Aim of the task: Count how many lines hold "doleva" in the records, and respond with that number by itself.

Exercise material:
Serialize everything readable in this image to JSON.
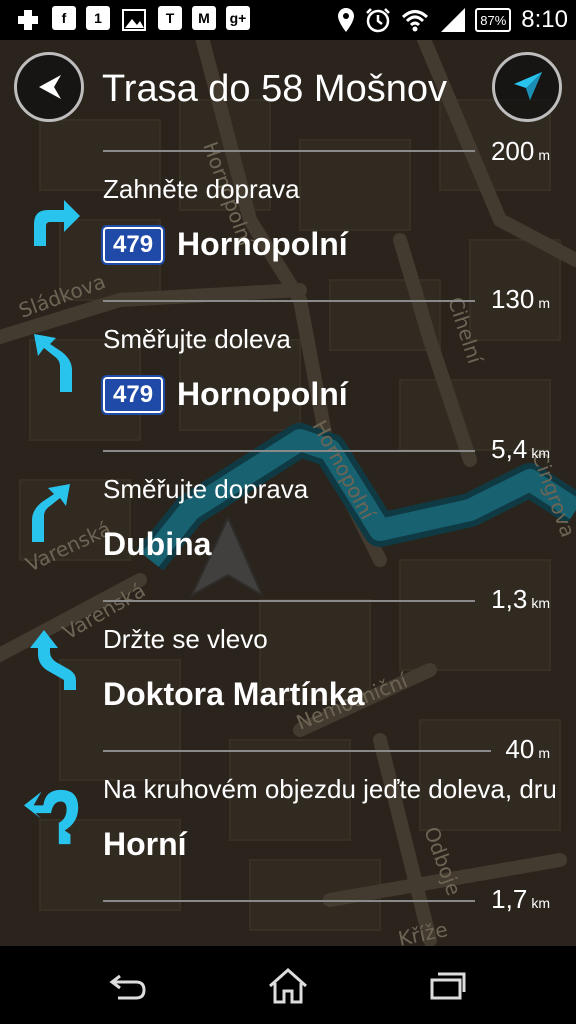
{
  "status_bar": {
    "left_icons": [
      "plus-icon",
      "facebook-icon",
      "calendar-icon",
      "image-icon",
      "t-icon",
      "gmail-icon",
      "gplus-icon"
    ],
    "right_icons": [
      "location-icon",
      "alarm-icon",
      "wifi-icon",
      "signal-icon"
    ],
    "battery": "87%",
    "time": "8:10"
  },
  "header": {
    "title": "Trasa do 58 Mošnov"
  },
  "top_distance": {
    "value": "200",
    "unit": "m"
  },
  "instructions": [
    {
      "icon": "turn-right-icon",
      "text": "Zahněte doprava",
      "shield": "479",
      "street": "Hornopolní",
      "dist_value": "130",
      "dist_unit": "m"
    },
    {
      "icon": "bear-left-icon",
      "text": "Směřujte doleva",
      "shield": "479",
      "street": "Hornopolní",
      "dist_value": "5,4",
      "dist_unit": "km"
    },
    {
      "icon": "bear-right-icon",
      "text": "Směřujte doprava",
      "shield": "",
      "street": "Dubina",
      "dist_value": "1,3",
      "dist_unit": "km"
    },
    {
      "icon": "keep-left-icon",
      "text": "Držte se vlevo",
      "shield": "",
      "street": "Doktora Martínka",
      "dist_value": "40",
      "dist_unit": "m"
    },
    {
      "icon": "roundabout-left-icon",
      "text": "Na kruhovém objezdu jeďte doleva, dru",
      "shield": "",
      "street": "Horní",
      "dist_value": "1,7",
      "dist_unit": "km"
    }
  ],
  "map_labels": [
    "Hornopolní",
    "Sládkova",
    "Cihelní",
    "Hornopolní",
    "Varenská",
    "Varenská",
    "Cingrova",
    "Nemocniční",
    "Odboje",
    "Kříže"
  ],
  "colors": {
    "route": "#1aa3c4",
    "arrow": "#29c4ee",
    "shield": "#1f4aa8"
  }
}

Result of the task: 2